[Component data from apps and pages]
┄┄┄┄┄┄

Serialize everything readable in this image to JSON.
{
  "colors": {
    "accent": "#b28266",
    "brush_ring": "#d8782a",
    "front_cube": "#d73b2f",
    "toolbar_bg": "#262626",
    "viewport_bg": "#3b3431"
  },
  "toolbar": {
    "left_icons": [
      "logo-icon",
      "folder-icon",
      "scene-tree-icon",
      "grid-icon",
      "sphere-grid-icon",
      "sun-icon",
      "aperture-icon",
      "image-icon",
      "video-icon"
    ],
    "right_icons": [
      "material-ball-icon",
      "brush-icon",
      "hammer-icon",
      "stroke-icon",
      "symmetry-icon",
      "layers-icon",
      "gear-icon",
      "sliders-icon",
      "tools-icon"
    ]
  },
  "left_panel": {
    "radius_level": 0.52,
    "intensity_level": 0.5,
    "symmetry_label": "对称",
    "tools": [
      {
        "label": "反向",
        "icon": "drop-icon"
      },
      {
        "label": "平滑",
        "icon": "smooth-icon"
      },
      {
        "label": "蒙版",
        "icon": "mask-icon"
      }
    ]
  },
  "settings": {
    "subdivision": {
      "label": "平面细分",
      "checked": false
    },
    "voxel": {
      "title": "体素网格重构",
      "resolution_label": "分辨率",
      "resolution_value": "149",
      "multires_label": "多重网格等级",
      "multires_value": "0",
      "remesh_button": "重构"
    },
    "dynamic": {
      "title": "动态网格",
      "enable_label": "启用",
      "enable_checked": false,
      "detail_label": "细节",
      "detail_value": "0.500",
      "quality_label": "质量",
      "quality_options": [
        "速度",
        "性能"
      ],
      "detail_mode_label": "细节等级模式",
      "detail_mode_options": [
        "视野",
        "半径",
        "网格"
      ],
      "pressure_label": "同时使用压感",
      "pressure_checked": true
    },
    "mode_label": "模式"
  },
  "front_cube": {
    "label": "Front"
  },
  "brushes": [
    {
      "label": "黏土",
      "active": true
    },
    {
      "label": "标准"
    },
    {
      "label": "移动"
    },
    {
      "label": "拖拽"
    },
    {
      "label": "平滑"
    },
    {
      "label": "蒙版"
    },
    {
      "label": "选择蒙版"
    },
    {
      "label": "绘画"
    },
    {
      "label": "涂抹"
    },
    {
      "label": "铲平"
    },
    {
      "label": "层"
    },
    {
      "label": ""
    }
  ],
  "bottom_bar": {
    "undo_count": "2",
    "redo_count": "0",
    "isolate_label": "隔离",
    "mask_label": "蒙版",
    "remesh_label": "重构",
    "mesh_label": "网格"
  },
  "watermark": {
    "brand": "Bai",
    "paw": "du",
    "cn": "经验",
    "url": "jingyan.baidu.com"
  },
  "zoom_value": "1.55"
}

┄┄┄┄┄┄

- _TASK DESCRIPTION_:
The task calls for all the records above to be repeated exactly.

- _OUTPUT OF THE TASK_:
Serialize everything readable in this image to JSON.
{
  "colors": {
    "accent": "#b28266",
    "brush_ring": "#d8782a",
    "front_cube": "#d73b2f",
    "toolbar_bg": "#262626",
    "viewport_bg": "#3b3431"
  },
  "toolbar": {
    "left_icons": [
      "logo-icon",
      "folder-icon",
      "scene-tree-icon",
      "grid-icon",
      "sphere-grid-icon",
      "sun-icon",
      "aperture-icon",
      "image-icon",
      "video-icon"
    ],
    "right_icons": [
      "material-ball-icon",
      "brush-icon",
      "hammer-icon",
      "stroke-icon",
      "symmetry-icon",
      "layers-icon",
      "gear-icon",
      "sliders-icon",
      "tools-icon"
    ]
  },
  "left_panel": {
    "radius_level": 0.52,
    "intensity_level": 0.5,
    "symmetry_label": "对称",
    "tools": [
      {
        "label": "反向",
        "icon": "drop-icon"
      },
      {
        "label": "平滑",
        "icon": "smooth-icon"
      },
      {
        "label": "蒙版",
        "icon": "mask-icon"
      }
    ]
  },
  "settings": {
    "subdivision": {
      "label": "平面细分",
      "checked": false
    },
    "voxel": {
      "title": "体素网格重构",
      "resolution_label": "分辨率",
      "resolution_value": "149",
      "multires_label": "多重网格等级",
      "multires_value": "0",
      "remesh_button": "重构"
    },
    "dynamic": {
      "title": "动态网格",
      "enable_label": "启用",
      "enable_checked": false,
      "detail_label": "细节",
      "detail_value": "0.500",
      "quality_label": "质量",
      "quality_options": [
        "速度",
        "性能"
      ],
      "detail_mode_label": "细节等级模式",
      "detail_mode_options": [
        "视野",
        "半径",
        "网格"
      ],
      "pressure_label": "同时使用压感",
      "pressure_checked": true
    },
    "mode_label": "模式"
  },
  "front_cube": {
    "label": "Front"
  },
  "brushes": [
    {
      "label": "黏土",
      "active": true
    },
    {
      "label": "标准"
    },
    {
      "label": "移动"
    },
    {
      "label": "拖拽"
    },
    {
      "label": "平滑"
    },
    {
      "label": "蒙版"
    },
    {
      "label": "选择蒙版"
    },
    {
      "label": "绘画"
    },
    {
      "label": "涂抹"
    },
    {
      "label": "铲平"
    },
    {
      "label": "层"
    },
    {
      "label": ""
    }
  ],
  "bottom_bar": {
    "undo_count": "2",
    "redo_count": "0",
    "isolate_label": "隔离",
    "mask_label": "蒙版",
    "remesh_label": "重构",
    "mesh_label": "网格"
  },
  "watermark": {
    "brand": "Bai",
    "paw": "du",
    "cn": "经验",
    "url": "jingyan.baidu.com"
  },
  "zoom_value": "1.55"
}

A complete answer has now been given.